And here we are, cheerfully playing along, sounding reasonably competent — but everyone, when they have the attention to spare, is keeping an eye on the tuba players. They don’t come in for the first eight measures or so, and then when they do come in, what we see is:

[stifled giggling]

[reeeeeeally deep breath]


The entire band stops dead, in the cacophonous kind of way that a band stops when it hasn’t actually been cued to stop. The band director doesn’t even say anything, just looks straight back at the tubas and makes a helpless sort of why gesture.

In unison, the tuba players defend themselves: “THERE WERE FOUR F’S.”

FFFF is not really a rational dynamic marking for any instrument, but for the love of all that is holy why would you put it in a tuba part.

This is the best band post 

Everyone else go home

Oh man, so I play trombone, and we got this piece called Florentiner Marsch by Julius Fucik, and we saw this


which is 8 fortes. We were shocked until,


that is 24 fortes who the fuck does that

Who does that?

This guy. Take a good look - that is the moustache of a man with nothing to lose.

Julius IdontgivaFucik

More like Julius Fuckit

(via anonemouse)

2 plays
Herbie Hancock,
Fat Albert Rotunda

Adding to our Herbie Hancock collection, we recently received the album Fat Albert Rotunda (Warner Bros, 1969). Originally composed to accompany the TV special “Hey, Hey, Hey, It’s Fat Albert,” this was later released as its own album.

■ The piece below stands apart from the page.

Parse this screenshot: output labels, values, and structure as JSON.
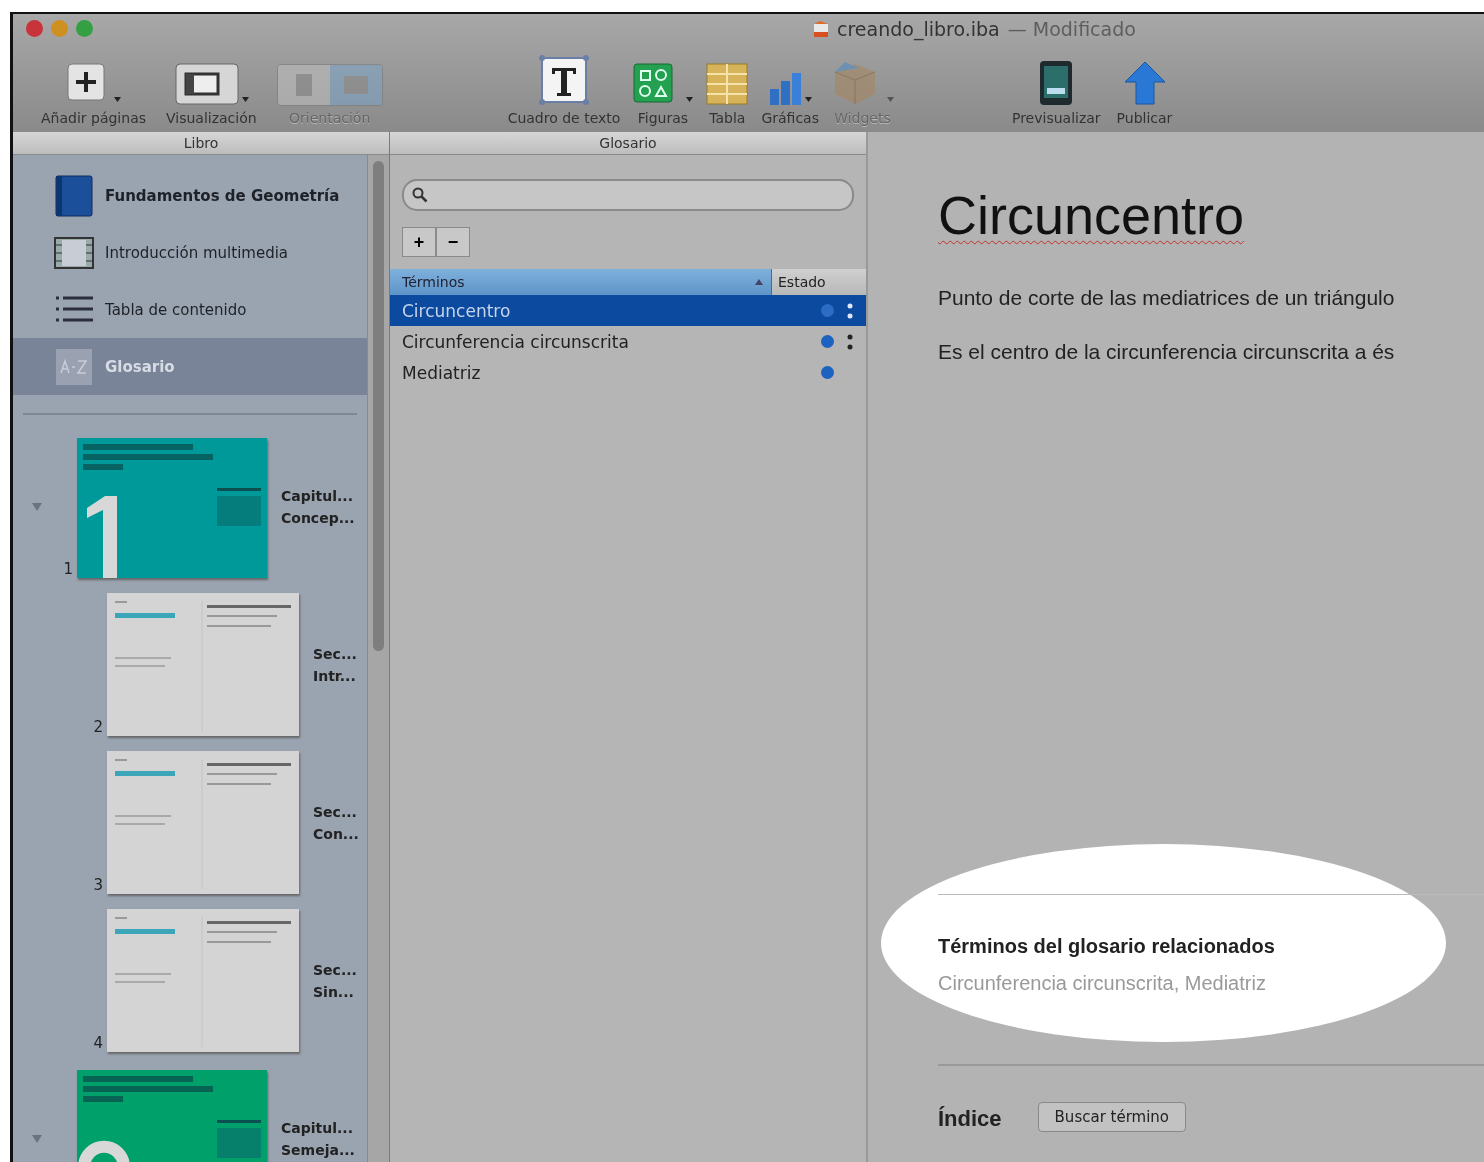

Hancock makes a lot of use of soul music instead of traditional jazz, and the result is a very funky record. Stop by the music library and check it out.


What does an opera librarian do?

How about a band librarian?


National Poetry Month Resources: LL Cool J

"No Frontin’" lyrics by 2014 Rock Hall nominee LL Cool J, from the LL Cool J Notebook.


Check out this groovy quantification of how these important people spent their days!


A staved blackboard is a dangerous thing.


Fado singer in Portuguese night club, Lisbon, 1946, by Toni Frissell

Interested in fado? SLC has a lot of streaming fado albums!

(via leadingtone)

We’ve been posting clips from our latest new CDs, so take a look:

  • Aden Nti Na Merenna W’ase sung by The Divine Healer’s Church: Nima Assembly from I Have My Liberty! Gospel Sounds from Accra, Ghana" (Dust to Digital, 2011)
  • Glory, Glory Hallelujah performed by Chester Davis & Congregation; Compton Jones & Group; Furry Lewis in Sorrow Come Pass Me Around: A Survey Of Rural Black Religious Music (Dust to Digital, 2011)
  • Zine Mlih (Sublime Beauty) performed by Mohamed Bergam in Kassidat: Raw 45s from Morocco (Dust-to-Digital, 2013)
  • Mushtaq (I’m Yearning) performed by Soni Ahmad in قة، في اند قمبس : رو 45س فرم يم>ن, Qat, Coffee & Qambus: Raw 45s from Yemen (Dust-to-Digital, 2013)
36 plays
Sigvards Klava: Latvian Radio Choir,
Rachmaninov: Vespers

This new album of Rachmaninoff’s "All-Night Vigil" (Ondine, 2012)album is breathtaking, and made me wordless. So I’m going to borrow NPR’s fine writeup of it:

In 1915, just two years before the Russian Revolution, Sergei Rachmaninov wrote the breathtaking All-Night Vigil, a high-water mark for Russian Orthodox choral music. But the work had a short shelf life as the Bolsheviks cracked down on religion. These days, recordings of the work abound, but this new version by the Latvian Radio Choir and conductor Sigvards Kļava is among the best. There’s no orchestra, just voices, yet Rachmaninov applies terrific coloristic and orchestral effects. In one section, sopranos ring out like tolling church bells. And here, listen for the rich, symphonic layering he gets with groups of voices shining like rays of light through stained glass.

Check out the whole CD at the SLC Music Library



Janel Kinlaw, a librarian at NPR, and Trevor Muñoz, an associate director at the Maryland Institute for Technology in the Humanities will be answering your questions about preserving old technology at 3 p.m. ET on Reddit.

Ask them anything. 

Archivists are my heroes. —Lars

Need research help? Need help finding a CD for a dance or theatre piece? Ask us!

From the NY Phil Facebook (although you should also check out their tumblr, nyphil):

The beautiful “Moonlight” from Britten’s Four Sea Interludes, conducted by Leonard Bernstein. To see his personal score free in the New York Philharmonic Digital Archives, go to